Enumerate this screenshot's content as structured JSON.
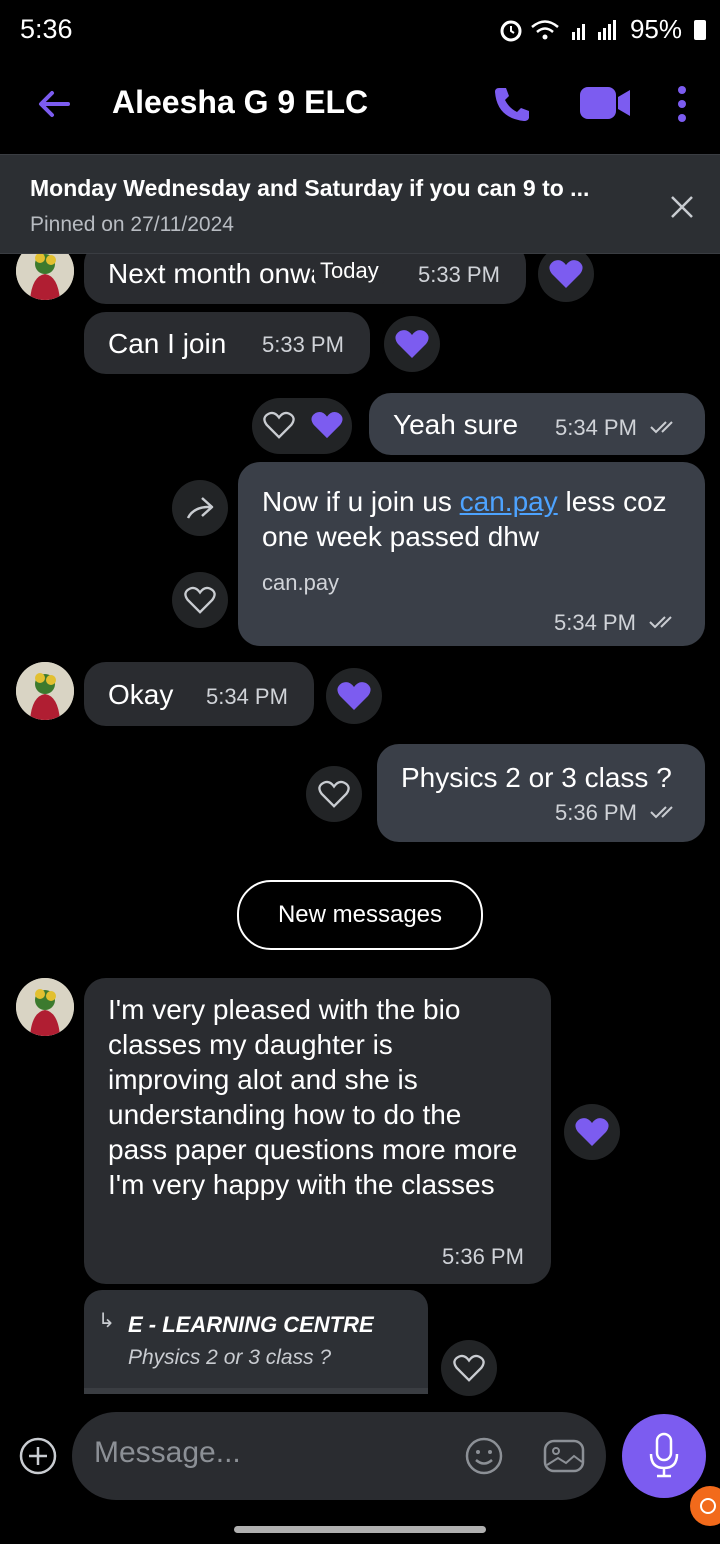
{
  "status": {
    "time": "5:36",
    "battery": "95%"
  },
  "header": {
    "title": "Aleesha G 9 ELC"
  },
  "pinned": {
    "text": "Monday Wednesday and Saturday if you can 9 to ...",
    "date": "Pinned on 27/11/2024"
  },
  "date_chip": "Today",
  "messages": [
    {
      "text": "Next month onwards",
      "time": "5:33 PM"
    },
    {
      "text": "Can I join",
      "time": "5:33 PM"
    },
    {
      "text": "Yeah sure",
      "time": "5:34 PM"
    },
    {
      "text_before": "Now if u join us ",
      "link": "can.pay",
      "text_after": " less coz one week passed dhw",
      "preview": "can.pay",
      "time": "5:34 PM"
    },
    {
      "text": "Okay",
      "time": "5:34 PM"
    },
    {
      "text": "Physics 2 or 3 class ?",
      "time": "5:36 PM"
    },
    {
      "text": "I'm very pleased with the bio classes my daughter is improving alot and she is understanding how to do the pass paper questions more more I'm very happy with the classes",
      "time": "5:36 PM"
    }
  ],
  "new_messages": "New messages",
  "reply": {
    "name": "E - LEARNING CENTRE",
    "text": "Physics 2 or 3 class ?"
  },
  "composer": {
    "placeholder": "Message..."
  },
  "colors": {
    "accent": "#7c5cf0",
    "link": "#4da3ff"
  }
}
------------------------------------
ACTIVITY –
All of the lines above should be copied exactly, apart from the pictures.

YOUR SOLUTION –
Enumerate this screenshot's content as structured JSON.
{
  "status": {
    "time": "5:36",
    "battery": "95%"
  },
  "header": {
    "title": "Aleesha G 9 ELC"
  },
  "pinned": {
    "text": "Monday Wednesday and Saturday if you can 9 to ...",
    "date": "Pinned on 27/11/2024"
  },
  "date_chip": "Today",
  "messages": [
    {
      "text": "Next month onwards",
      "time": "5:33 PM"
    },
    {
      "text": "Can I join",
      "time": "5:33 PM"
    },
    {
      "text": "Yeah sure",
      "time": "5:34 PM"
    },
    {
      "text_before": "Now if u join us ",
      "link": "can.pay",
      "text_after": " less coz one week passed dhw",
      "preview": "can.pay",
      "time": "5:34 PM"
    },
    {
      "text": "Okay",
      "time": "5:34 PM"
    },
    {
      "text": "Physics 2 or 3 class ?",
      "time": "5:36 PM"
    },
    {
      "text": "I'm very pleased with the bio classes my daughter is improving alot and she is understanding how to do the pass paper questions more more I'm very happy with the classes",
      "time": "5:36 PM"
    }
  ],
  "new_messages": "New messages",
  "reply": {
    "name": "E - LEARNING CENTRE",
    "text": "Physics 2 or 3 class ?"
  },
  "composer": {
    "placeholder": "Message..."
  },
  "colors": {
    "accent": "#7c5cf0",
    "link": "#4da3ff"
  }
}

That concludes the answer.